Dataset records
------------------------------------------------------------------------

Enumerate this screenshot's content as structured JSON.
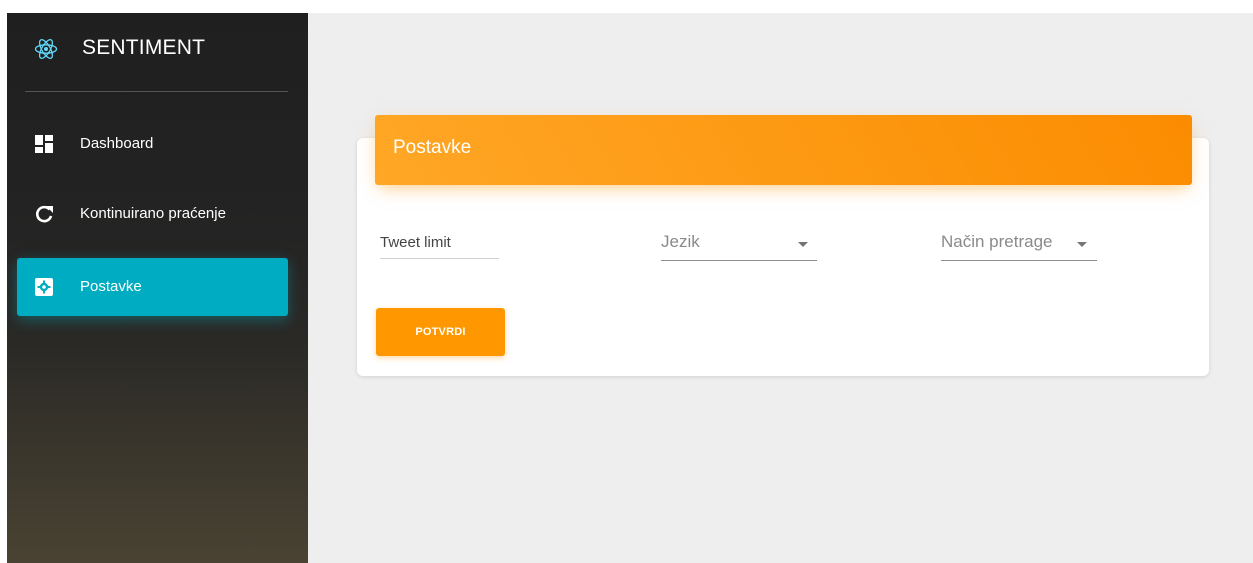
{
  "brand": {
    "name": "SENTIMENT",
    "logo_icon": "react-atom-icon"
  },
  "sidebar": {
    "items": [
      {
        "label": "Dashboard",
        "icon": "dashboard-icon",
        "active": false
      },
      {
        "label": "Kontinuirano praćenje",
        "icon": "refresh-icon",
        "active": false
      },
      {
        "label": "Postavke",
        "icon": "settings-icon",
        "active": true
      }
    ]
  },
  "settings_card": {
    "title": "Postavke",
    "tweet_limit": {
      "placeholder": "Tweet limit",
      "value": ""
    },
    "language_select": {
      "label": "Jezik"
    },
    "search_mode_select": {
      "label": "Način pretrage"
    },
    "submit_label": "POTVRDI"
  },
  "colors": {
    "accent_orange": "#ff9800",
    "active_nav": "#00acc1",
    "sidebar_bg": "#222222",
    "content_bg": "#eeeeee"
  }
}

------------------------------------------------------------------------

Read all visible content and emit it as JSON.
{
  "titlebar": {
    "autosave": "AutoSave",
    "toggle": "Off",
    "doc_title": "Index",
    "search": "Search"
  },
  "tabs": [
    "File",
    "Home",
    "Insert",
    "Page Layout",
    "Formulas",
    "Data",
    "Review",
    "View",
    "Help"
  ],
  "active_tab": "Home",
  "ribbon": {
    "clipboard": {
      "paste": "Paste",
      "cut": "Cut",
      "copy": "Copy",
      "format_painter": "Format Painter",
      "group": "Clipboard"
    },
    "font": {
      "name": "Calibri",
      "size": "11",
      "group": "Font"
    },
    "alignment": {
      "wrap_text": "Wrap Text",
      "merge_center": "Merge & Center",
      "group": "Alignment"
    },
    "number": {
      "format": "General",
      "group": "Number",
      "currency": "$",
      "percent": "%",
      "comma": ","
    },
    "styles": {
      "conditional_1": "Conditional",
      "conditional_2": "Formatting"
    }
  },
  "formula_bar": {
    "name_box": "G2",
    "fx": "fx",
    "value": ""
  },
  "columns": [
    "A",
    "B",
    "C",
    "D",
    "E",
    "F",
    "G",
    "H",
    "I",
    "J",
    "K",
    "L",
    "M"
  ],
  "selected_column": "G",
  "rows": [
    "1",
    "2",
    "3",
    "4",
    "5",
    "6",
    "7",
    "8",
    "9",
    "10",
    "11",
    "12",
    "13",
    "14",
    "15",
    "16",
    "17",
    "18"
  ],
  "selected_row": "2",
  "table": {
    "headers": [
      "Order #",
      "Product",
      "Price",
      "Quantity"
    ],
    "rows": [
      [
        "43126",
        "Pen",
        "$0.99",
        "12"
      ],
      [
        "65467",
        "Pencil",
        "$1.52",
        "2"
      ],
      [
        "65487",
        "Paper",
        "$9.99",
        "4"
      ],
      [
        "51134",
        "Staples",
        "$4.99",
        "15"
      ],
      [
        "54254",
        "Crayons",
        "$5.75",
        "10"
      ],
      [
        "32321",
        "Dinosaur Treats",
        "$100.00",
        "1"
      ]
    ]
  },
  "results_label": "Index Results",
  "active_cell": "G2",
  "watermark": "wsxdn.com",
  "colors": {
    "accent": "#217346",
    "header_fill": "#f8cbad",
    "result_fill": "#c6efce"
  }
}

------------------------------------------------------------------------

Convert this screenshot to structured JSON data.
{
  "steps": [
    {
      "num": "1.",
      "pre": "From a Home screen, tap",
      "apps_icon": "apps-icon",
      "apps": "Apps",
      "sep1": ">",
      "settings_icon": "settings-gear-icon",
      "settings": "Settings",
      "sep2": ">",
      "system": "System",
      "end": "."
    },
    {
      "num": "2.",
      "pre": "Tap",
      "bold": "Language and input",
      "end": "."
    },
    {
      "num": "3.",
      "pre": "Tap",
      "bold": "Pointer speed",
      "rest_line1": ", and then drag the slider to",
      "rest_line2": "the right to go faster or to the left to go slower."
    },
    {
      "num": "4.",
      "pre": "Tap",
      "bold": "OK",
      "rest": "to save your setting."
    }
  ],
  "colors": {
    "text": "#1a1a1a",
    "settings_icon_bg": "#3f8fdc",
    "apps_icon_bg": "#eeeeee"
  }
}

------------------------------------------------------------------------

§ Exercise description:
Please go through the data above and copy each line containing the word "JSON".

§ Task result:
Enumerate this screenshot's content as structured JSON.
Read all visible content and emit it as JSON.
Convert this screenshot to structured JSON data.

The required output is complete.